> **What you are asked to do**: Among the entries below, find all lines that include "icon" and copy them.

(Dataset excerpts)
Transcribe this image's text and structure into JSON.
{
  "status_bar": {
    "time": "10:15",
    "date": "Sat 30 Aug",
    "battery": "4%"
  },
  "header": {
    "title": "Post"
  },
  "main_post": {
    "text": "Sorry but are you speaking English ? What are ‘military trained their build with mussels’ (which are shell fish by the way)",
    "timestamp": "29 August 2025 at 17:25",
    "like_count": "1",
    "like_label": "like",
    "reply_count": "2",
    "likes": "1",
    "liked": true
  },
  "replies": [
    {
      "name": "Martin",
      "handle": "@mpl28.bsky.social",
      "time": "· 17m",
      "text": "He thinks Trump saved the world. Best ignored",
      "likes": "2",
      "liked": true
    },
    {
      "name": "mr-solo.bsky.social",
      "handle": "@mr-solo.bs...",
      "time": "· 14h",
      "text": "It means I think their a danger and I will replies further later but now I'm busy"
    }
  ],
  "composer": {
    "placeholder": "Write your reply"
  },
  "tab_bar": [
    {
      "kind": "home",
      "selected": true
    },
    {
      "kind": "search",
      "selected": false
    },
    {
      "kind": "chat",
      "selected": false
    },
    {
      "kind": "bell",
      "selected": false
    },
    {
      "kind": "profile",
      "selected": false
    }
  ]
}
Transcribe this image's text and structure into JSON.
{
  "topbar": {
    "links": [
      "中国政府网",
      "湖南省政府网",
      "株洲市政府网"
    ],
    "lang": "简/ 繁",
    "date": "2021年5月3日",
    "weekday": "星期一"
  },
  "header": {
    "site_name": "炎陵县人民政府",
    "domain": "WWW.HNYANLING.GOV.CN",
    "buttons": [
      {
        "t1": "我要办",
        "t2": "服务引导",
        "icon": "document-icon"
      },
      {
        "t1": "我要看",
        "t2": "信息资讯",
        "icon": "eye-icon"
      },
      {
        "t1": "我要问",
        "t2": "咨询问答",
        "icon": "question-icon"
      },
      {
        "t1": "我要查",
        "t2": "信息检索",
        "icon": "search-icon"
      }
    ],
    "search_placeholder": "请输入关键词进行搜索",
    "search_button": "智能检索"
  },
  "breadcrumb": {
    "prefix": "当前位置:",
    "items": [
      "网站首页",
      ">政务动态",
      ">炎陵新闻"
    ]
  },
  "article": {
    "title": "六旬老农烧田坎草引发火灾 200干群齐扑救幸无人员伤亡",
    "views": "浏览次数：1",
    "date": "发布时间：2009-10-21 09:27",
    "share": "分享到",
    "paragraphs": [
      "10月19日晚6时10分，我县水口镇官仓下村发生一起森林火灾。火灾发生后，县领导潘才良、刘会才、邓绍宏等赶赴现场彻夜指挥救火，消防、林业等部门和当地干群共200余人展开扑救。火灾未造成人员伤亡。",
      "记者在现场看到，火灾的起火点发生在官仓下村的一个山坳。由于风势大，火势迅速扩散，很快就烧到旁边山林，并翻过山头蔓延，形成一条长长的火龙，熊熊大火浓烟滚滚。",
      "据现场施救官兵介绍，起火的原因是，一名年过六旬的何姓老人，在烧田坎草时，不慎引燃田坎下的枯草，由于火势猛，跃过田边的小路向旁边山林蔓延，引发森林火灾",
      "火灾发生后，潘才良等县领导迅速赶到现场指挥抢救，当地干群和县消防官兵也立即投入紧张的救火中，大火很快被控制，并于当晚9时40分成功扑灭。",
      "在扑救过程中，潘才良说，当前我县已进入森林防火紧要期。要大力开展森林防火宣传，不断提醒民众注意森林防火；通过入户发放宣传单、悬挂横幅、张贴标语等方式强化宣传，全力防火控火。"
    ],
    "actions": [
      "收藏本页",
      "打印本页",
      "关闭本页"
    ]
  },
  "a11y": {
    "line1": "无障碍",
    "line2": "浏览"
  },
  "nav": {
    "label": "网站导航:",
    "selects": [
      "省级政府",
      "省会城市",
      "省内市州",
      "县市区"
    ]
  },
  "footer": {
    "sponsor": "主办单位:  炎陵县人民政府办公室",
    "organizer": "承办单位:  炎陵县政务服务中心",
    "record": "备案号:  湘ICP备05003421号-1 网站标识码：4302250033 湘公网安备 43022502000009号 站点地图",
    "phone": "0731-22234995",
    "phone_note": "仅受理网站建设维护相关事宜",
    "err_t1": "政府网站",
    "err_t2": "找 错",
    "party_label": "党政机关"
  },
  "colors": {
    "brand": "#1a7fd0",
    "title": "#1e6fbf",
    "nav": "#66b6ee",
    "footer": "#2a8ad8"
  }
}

> **Response to this exercise**:
        "icon": "document-icon"
        "icon": "eye-icon"
        "icon": "question-icon"
        "icon": "search-icon"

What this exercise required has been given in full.